**Description of the task:** Extract the lines that carry the string "Control" from the listing.

**Exercise inputs:**
───
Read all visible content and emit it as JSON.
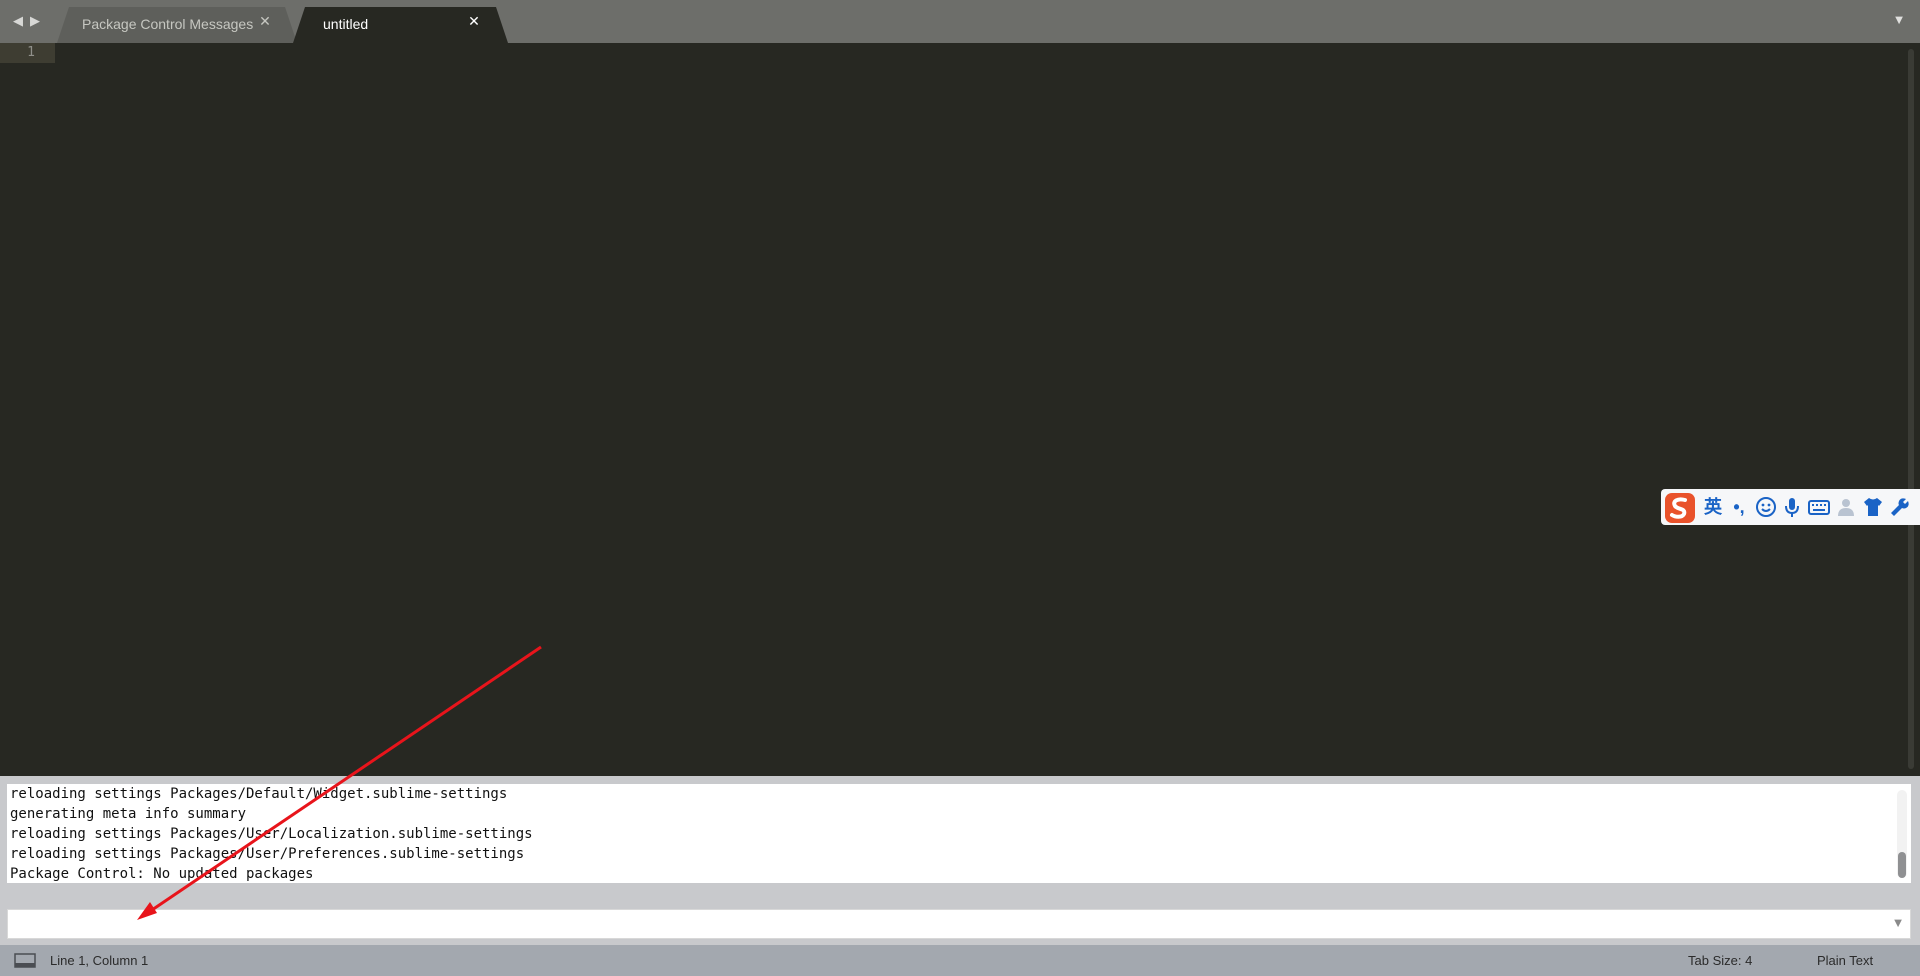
{
  "tabbar": {
    "tabs": [
      {
        "label": "Package Control Messages",
        "active": false
      },
      {
        "label": "untitled",
        "active": true
      }
    ],
    "close_glyph": "✕",
    "back_icon": "triangle-left-icon",
    "forward_icon": "triangle-right-icon",
    "dropdown_icon": "triangle-down-icon"
  },
  "editor": {
    "line_numbers": [
      "1"
    ],
    "theme_background": "#272822"
  },
  "ime_toolbar": {
    "lang_label": "英",
    "punct_label": "•,",
    "icons": [
      "sogou-logo-icon",
      "emoji-icon",
      "microphone-icon",
      "keyboard-icon",
      "user-icon",
      "skin-shirt-icon",
      "wrench-icon"
    ]
  },
  "console": {
    "lines": [
      "reloading settings Packages/Default/Widget.sublime-settings",
      "generating meta info summary",
      "reloading settings Packages/User/Localization.sublime-settings",
      "reloading settings Packages/User/Preferences.sublime-settings",
      "Package Control: No updated packages"
    ],
    "input_value": ""
  },
  "status_bar": {
    "position": "Line 1, Column 1",
    "tab_size": "Tab Size: 4",
    "syntax": "Plain Text"
  },
  "annotation": {
    "color": "#e8141b"
  }
}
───
**Result below:**
        "label": "Package Control Messages",
      "Package Control: No updated packages"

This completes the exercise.